* [WHAT IS NEEDED]: Will you write out the data exactly, excluding every picture?

* [Dataset records]:
-- -- --
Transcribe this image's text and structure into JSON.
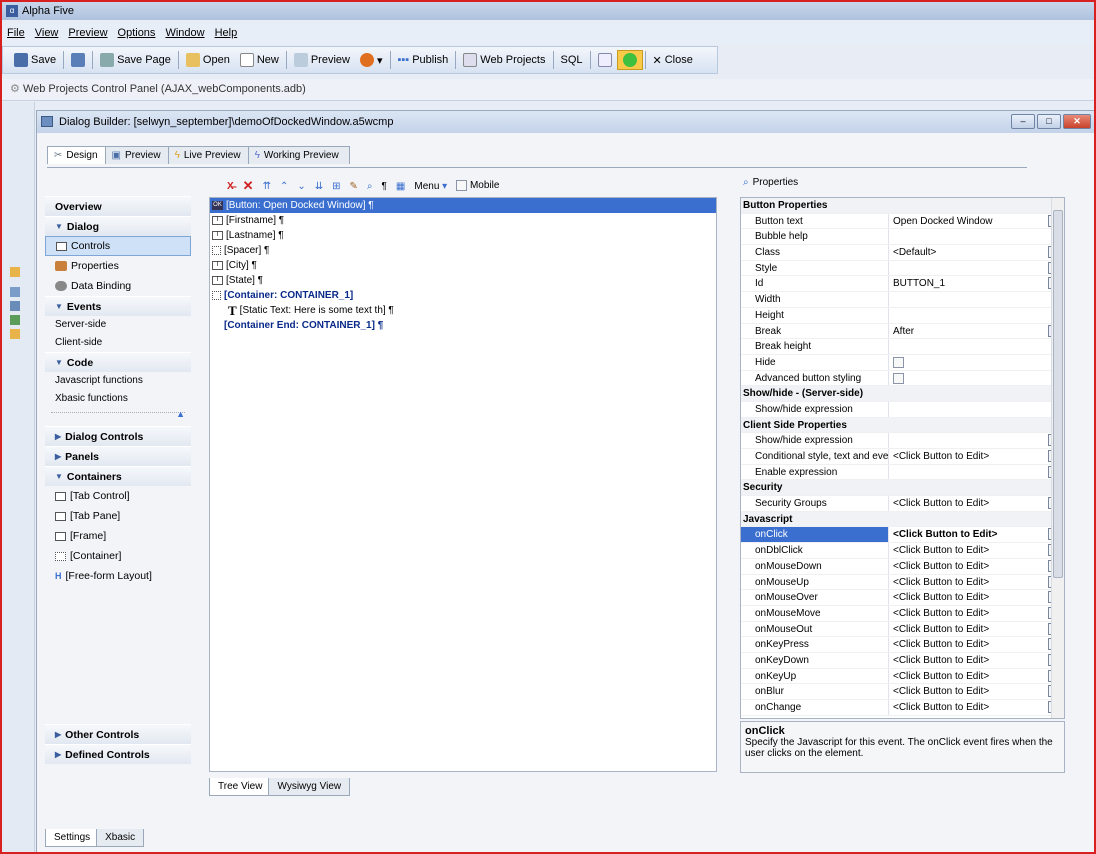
{
  "app": {
    "title": "Alpha Five"
  },
  "menu": [
    "File",
    "View",
    "Preview",
    "Options",
    "Window",
    "Help"
  ],
  "toolbar": {
    "save": "Save",
    "save_page": "Save Page",
    "open": "Open",
    "new": "New",
    "preview": "Preview",
    "publish": "Publish",
    "web_projects": "Web Projects",
    "sql": "SQL",
    "close": "Close"
  },
  "panel_title": "Web Projects Control Panel (AJAX_webComponents.adb)",
  "dialog": {
    "title": "Dialog Builder: [selwyn_september]\\demoOfDockedWindow.a5wcmp"
  },
  "tabs": [
    "Design",
    "Preview",
    "Live Preview",
    "Working Preview"
  ],
  "left_panel": {
    "overview": "Overview",
    "dialog": "Dialog",
    "controls": "Controls",
    "properties": "Properties",
    "data_binding": "Data Binding",
    "events": "Events",
    "server_side": "Server-side",
    "client_side": "Client-side",
    "code": "Code",
    "js_functions": "Javascript functions",
    "xbasic_functions": "Xbasic functions",
    "dialog_controls": "Dialog Controls",
    "panels": "Panels",
    "containers": "Containers",
    "tab_control": "[Tab Control]",
    "tab_pane": "[Tab Pane]",
    "frame": "[Frame]",
    "container": "[Container]",
    "freeform": "[Free-form Layout]",
    "other_controls": "Other Controls",
    "defined_controls": "Defined Controls"
  },
  "design_toolbar": {
    "menu": "Menu",
    "mobile": "Mobile"
  },
  "tree": [
    "[Button: Open Docked Window] ¶",
    "[Firstname] ¶",
    "[Lastname] ¶",
    "[Spacer] ¶",
    "[City] ¶",
    "[State] ¶",
    "[Container: CONTAINER_1]",
    "[Static Text: Here is some text th] ¶",
    "[Container End: CONTAINER_1] ¶"
  ],
  "bottom_tabs": [
    "Tree View",
    "Wysiwyg View"
  ],
  "settings_tabs": [
    "Settings",
    "Xbasic"
  ],
  "properties_label": "Properties",
  "props": [
    {
      "cat": "Button Properties"
    },
    {
      "n": "Button text",
      "v": "Open Docked Window",
      "btn": true
    },
    {
      "n": "Bubble help",
      "v": ""
    },
    {
      "n": "Class",
      "v": "<Default>",
      "btn": true
    },
    {
      "n": "Style",
      "v": "",
      "btn": true
    },
    {
      "n": "Id",
      "v": "BUTTON_1",
      "btn": true
    },
    {
      "n": "Width",
      "v": ""
    },
    {
      "n": "Height",
      "v": ""
    },
    {
      "n": "Break",
      "v": "After",
      "dd": true
    },
    {
      "n": "Break height",
      "v": ""
    },
    {
      "n": "Hide",
      "v": "",
      "chk": true
    },
    {
      "n": "Advanced button styling",
      "v": "",
      "chk": true
    },
    {
      "cat": "Show/hide - (Server-side)"
    },
    {
      "n": "Show/hide expression",
      "v": ""
    },
    {
      "cat": "Client Side Properties"
    },
    {
      "n": "Show/hide expression",
      "v": "",
      "btn": true
    },
    {
      "n": "Conditional style, text and events",
      "v": "<Click Button to Edit>",
      "btn": true
    },
    {
      "n": "Enable expression",
      "v": "",
      "btn": true
    },
    {
      "cat": "Security"
    },
    {
      "n": "Security Groups",
      "v": "<Click Button to Edit>",
      "btn": true
    },
    {
      "cat": "Javascript"
    },
    {
      "n": "onClick",
      "v": "<Click Button to Edit>",
      "btn": true,
      "sel": true
    },
    {
      "n": "onDblClick",
      "v": "<Click Button to Edit>",
      "btn": true
    },
    {
      "n": "onMouseDown",
      "v": "<Click Button to Edit>",
      "btn": true
    },
    {
      "n": "onMouseUp",
      "v": "<Click Button to Edit>",
      "btn": true
    },
    {
      "n": "onMouseOver",
      "v": "<Click Button to Edit>",
      "btn": true
    },
    {
      "n": "onMouseMove",
      "v": "<Click Button to Edit>",
      "btn": true
    },
    {
      "n": "onMouseOut",
      "v": "<Click Button to Edit>",
      "btn": true
    },
    {
      "n": "onKeyPress",
      "v": "<Click Button to Edit>",
      "btn": true
    },
    {
      "n": "onKeyDown",
      "v": "<Click Button to Edit>",
      "btn": true
    },
    {
      "n": "onKeyUp",
      "v": "<Click Button to Edit>",
      "btn": true
    },
    {
      "n": "onBlur",
      "v": "<Click Button to Edit>",
      "btn": true
    },
    {
      "n": "onChange",
      "v": "<Click Button to Edit>",
      "btn": true
    }
  ],
  "desc": {
    "title": "onClick",
    "text": "Specify the Javascript for this event. The onClick event fires when the user clicks on the element."
  }
}
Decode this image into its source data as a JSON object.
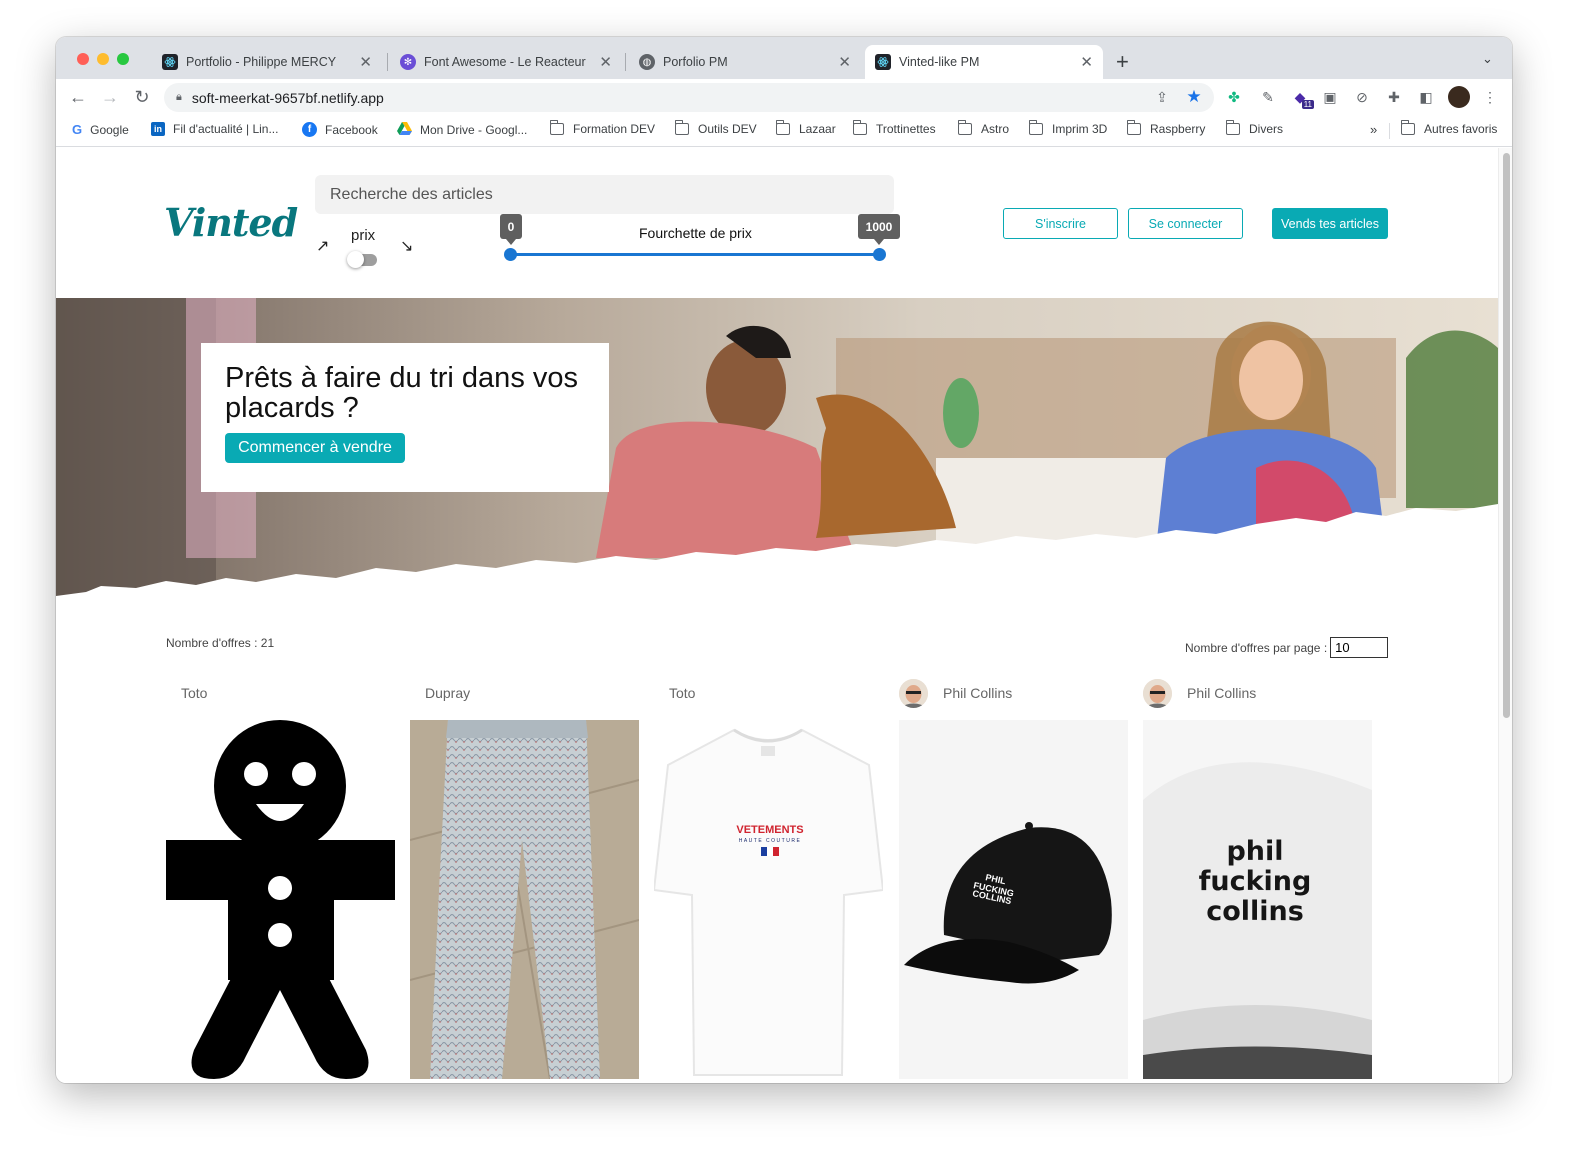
{
  "browser": {
    "tabs": [
      {
        "title": "Portfolio - Philippe MERCY",
        "icon": "react-icon"
      },
      {
        "title": "Font Awesome - Le Reacteur",
        "icon": "font-awesome-icon"
      },
      {
        "title": "Porfolio PM",
        "icon": "globe-icon"
      },
      {
        "title": "Vinted-like PM",
        "icon": "react-icon"
      }
    ],
    "active_tab": 3,
    "url": "soft-meerkat-9657bf.netlify.app",
    "bookmarks": [
      {
        "label": "Google",
        "icon": "google-icon"
      },
      {
        "label": "Fil d'actualité | Lin...",
        "icon": "linkedin-icon"
      },
      {
        "label": "Facebook",
        "icon": "facebook-icon"
      },
      {
        "label": "Mon Drive - Googl...",
        "icon": "drive-icon"
      },
      {
        "label": "Formation DEV",
        "icon": "folder-icon"
      },
      {
        "label": "Outils DEV",
        "icon": "folder-icon"
      },
      {
        "label": "Lazaar",
        "icon": "folder-icon"
      },
      {
        "label": "Trottinettes",
        "icon": "folder-icon"
      },
      {
        "label": "Astro",
        "icon": "folder-icon"
      },
      {
        "label": "Imprim 3D",
        "icon": "folder-icon"
      },
      {
        "label": "Raspberry",
        "icon": "folder-icon"
      },
      {
        "label": "Divers",
        "icon": "folder-icon"
      }
    ],
    "bookmarks_overflow": "»",
    "other_bookmarks": "Autres favoris",
    "extension_badge": "11"
  },
  "header": {
    "logo": "Vinted",
    "search_placeholder": "Recherche des articles",
    "sort_label": "prix",
    "price_range": {
      "title": "Fourchette de prix",
      "min": 0,
      "max": 1000,
      "min_label": "0",
      "max_label": "1000"
    },
    "signup_label": "S'inscrire",
    "login_label": "Se connecter",
    "sell_label": "Vends tes articles"
  },
  "hero": {
    "title": "Prêts à faire du tri dans vos placards ?",
    "cta_label": "Commencer à vendre"
  },
  "offers": {
    "count_text": "Nombre d'offres : 21",
    "per_page_label": "Nombre d'offres par page :",
    "per_page_value": "10",
    "items": [
      {
        "owner": "Toto",
        "has_avatar": false,
        "image": "gingerbread-man-icon"
      },
      {
        "owner": "Dupray",
        "has_avatar": false,
        "image": "jeans-photo"
      },
      {
        "owner": "Toto",
        "has_avatar": false,
        "image": "tshirt-photo",
        "print_title": "VETEMENTS",
        "print_sub": "HAUTE COUTURE"
      },
      {
        "owner": "Phil Collins",
        "has_avatar": true,
        "image": "black-cap-photo",
        "print_lines": [
          "PHIL",
          "FUCKING",
          "COLLINS"
        ]
      },
      {
        "owner": "Phil Collins",
        "has_avatar": true,
        "image": "white-cap-photo",
        "print_lines": [
          "phil",
          "fucking",
          "collins"
        ]
      }
    ]
  },
  "colors": {
    "brand": "#09aab4",
    "logo": "#09777e",
    "slider": "#1976d2"
  }
}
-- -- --
* [SOLUTION TO THIS EXERCISE]:
Transcribe this image's text and structure into JSON.
{
  "app": {
    "title": "Alpha Five"
  },
  "menu": [
    "File",
    "View",
    "Preview",
    "Options",
    "Window",
    "Help"
  ],
  "toolbar": {
    "save": "Save",
    "save_page": "Save Page",
    "open": "Open",
    "new": "New",
    "preview": "Preview",
    "publish": "Publish",
    "web_projects": "Web Projects",
    "sql": "SQL",
    "close": "Close"
  },
  "panel_title": "Web Projects Control Panel (AJAX_webComponents.adb)",
  "dialog": {
    "title": "Dialog Builder: [selwyn_september]\\demoOfDockedWindow.a5wcmp"
  },
  "tabs": [
    "Design",
    "Preview",
    "Live Preview",
    "Working Preview"
  ],
  "left_panel": {
    "overview": "Overview",
    "dialog": "Dialog",
    "controls": "Controls",
    "properties": "Properties",
    "data_binding": "Data Binding",
    "events": "Events",
    "server_side": "Server-side",
    "client_side": "Client-side",
    "code": "Code",
    "js_functions": "Javascript functions",
    "xbasic_functions": "Xbasic functions",
    "dialog_controls": "Dialog Controls",
    "panels": "Panels",
    "containers": "Containers",
    "tab_control": "[Tab Control]",
    "tab_pane": "[Tab Pane]",
    "frame": "[Frame]",
    "container": "[Container]",
    "freeform": "[Free-form Layout]",
    "other_controls": "Other Controls",
    "defined_controls": "Defined Controls"
  },
  "design_toolbar": {
    "menu": "Menu",
    "mobile": "Mobile"
  },
  "tree": [
    "[Button: Open Docked Window] ¶",
    "[Firstname] ¶",
    "[Lastname] ¶",
    "[Spacer] ¶",
    "[City] ¶",
    "[State] ¶",
    "[Container: CONTAINER_1]",
    "[Static Text: Here is some text th] ¶",
    "[Container End: CONTAINER_1] ¶"
  ],
  "bottom_tabs": [
    "Tree View",
    "Wysiwyg View"
  ],
  "settings_tabs": [
    "Settings",
    "Xbasic"
  ],
  "properties_label": "Properties",
  "props": [
    {
      "cat": "Button Properties"
    },
    {
      "n": "Button text",
      "v": "Open Docked Window",
      "btn": true
    },
    {
      "n": "Bubble help",
      "v": ""
    },
    {
      "n": "Class",
      "v": "<Default>",
      "btn": true
    },
    {
      "n": "Style",
      "v": "",
      "btn": true
    },
    {
      "n": "Id",
      "v": "BUTTON_1",
      "btn": true
    },
    {
      "n": "Width",
      "v": ""
    },
    {
      "n": "Height",
      "v": ""
    },
    {
      "n": "Break",
      "v": "After",
      "dd": true
    },
    {
      "n": "Break height",
      "v": ""
    },
    {
      "n": "Hide",
      "v": "",
      "chk": true
    },
    {
      "n": "Advanced button styling",
      "v": "",
      "chk": true
    },
    {
      "cat": "Show/hide - (Server-side)"
    },
    {
      "n": "Show/hide expression",
      "v": ""
    },
    {
      "cat": "Client Side Properties"
    },
    {
      "n": "Show/hide expression",
      "v": "",
      "btn": true
    },
    {
      "n": "Conditional style, text and events",
      "v": "<Click Button to Edit>",
      "btn": true
    },
    {
      "n": "Enable expression",
      "v": "",
      "btn": true
    },
    {
      "cat": "Security"
    },
    {
      "n": "Security Groups",
      "v": "<Click Button to Edit>",
      "btn": true
    },
    {
      "cat": "Javascript"
    },
    {
      "n": "onClick",
      "v": "<Click Button to Edit>",
      "btn": true,
      "sel": true
    },
    {
      "n": "onDblClick",
      "v": "<Click Button to Edit>",
      "btn": true
    },
    {
      "n": "onMouseDown",
      "v": "<Click Button to Edit>",
      "btn": true
    },
    {
      "n": "onMouseUp",
      "v": "<Click Button to Edit>",
      "btn": true
    },
    {
      "n": "onMouseOver",
      "v": "<Click Button to Edit>",
      "btn": true
    },
    {
      "n": "onMouseMove",
      "v": "<Click Button to Edit>",
      "btn": true
    },
    {
      "n": "onMouseOut",
      "v": "<Click Button to Edit>",
      "btn": true
    },
    {
      "n": "onKeyPress",
      "v": "<Click Button to Edit>",
      "btn": true
    },
    {
      "n": "onKeyDown",
      "v": "<Click Button to Edit>",
      "btn": true
    },
    {
      "n": "onKeyUp",
      "v": "<Click Button to Edit>",
      "btn": true
    },
    {
      "n": "onBlur",
      "v": "<Click Button to Edit>",
      "btn": true
    },
    {
      "n": "onChange",
      "v": "<Click Button to Edit>",
      "btn": true
    }
  ],
  "desc": {
    "title": "onClick",
    "text": "Specify the Javascript for this event. The onClick event fires when the user clicks on the element."
  }
}
Decode this image into its source data as a JSON object.
{
  "browser": {
    "tabs": [
      {
        "title": "Portfolio - Philippe MERCY",
        "icon": "react-icon"
      },
      {
        "title": "Font Awesome - Le Reacteur",
        "icon": "font-awesome-icon"
      },
      {
        "title": "Porfolio PM",
        "icon": "globe-icon"
      },
      {
        "title": "Vinted-like PM",
        "icon": "react-icon"
      }
    ],
    "active_tab": 3,
    "url": "soft-meerkat-9657bf.netlify.app",
    "bookmarks": [
      {
        "label": "Google",
        "icon": "google-icon"
      },
      {
        "label": "Fil d'actualité | Lin...",
        "icon": "linkedin-icon"
      },
      {
        "label": "Facebook",
        "icon": "facebook-icon"
      },
      {
        "label": "Mon Drive - Googl...",
        "icon": "drive-icon"
      },
      {
        "label": "Formation DEV",
        "icon": "folder-icon"
      },
      {
        "label": "Outils DEV",
        "icon": "folder-icon"
      },
      {
        "label": "Lazaar",
        "icon": "folder-icon"
      },
      {
        "label": "Trottinettes",
        "icon": "folder-icon"
      },
      {
        "label": "Astro",
        "icon": "folder-icon"
      },
      {
        "label": "Imprim 3D",
        "icon": "folder-icon"
      },
      {
        "label": "Raspberry",
        "icon": "folder-icon"
      },
      {
        "label": "Divers",
        "icon": "folder-icon"
      }
    ],
    "bookmarks_overflow": "»",
    "other_bookmarks": "Autres favoris",
    "extension_badge": "11"
  },
  "header": {
    "logo": "Vinted",
    "search_placeholder": "Recherche des articles",
    "sort_label": "prix",
    "price_range": {
      "title": "Fourchette de prix",
      "min": 0,
      "max": 1000,
      "min_label": "0",
      "max_label": "1000"
    },
    "signup_label": "S'inscrire",
    "login_label": "Se connecter",
    "sell_label": "Vends tes articles"
  },
  "hero": {
    "title": "Prêts à faire du tri dans vos placards ?",
    "cta_label": "Commencer à vendre"
  },
  "offers": {
    "count_text": "Nombre d'offres : 21",
    "per_page_label": "Nombre d'offres par page :",
    "per_page_value": "10",
    "items": [
      {
        "owner": "Toto",
        "has_avatar": false,
        "image": "gingerbread-man-icon"
      },
      {
        "owner": "Dupray",
        "has_avatar": false,
        "image": "jeans-photo"
      },
      {
        "owner": "Toto",
        "has_avatar": false,
        "image": "tshirt-photo",
        "print_title": "VETEMENTS",
        "print_sub": "HAUTE COUTURE"
      },
      {
        "owner": "Phil Collins",
        "has_avatar": true,
        "image": "black-cap-photo",
        "print_lines": [
          "PHIL",
          "FUCKING",
          "COLLINS"
        ]
      },
      {
        "owner": "Phil Collins",
        "has_avatar": true,
        "image": "white-cap-photo",
        "print_lines": [
          "phil",
          "fucking",
          "collins"
        ]
      }
    ]
  },
  "colors": {
    "brand": "#09aab4",
    "logo": "#09777e",
    "slider": "#1976d2"
  }
}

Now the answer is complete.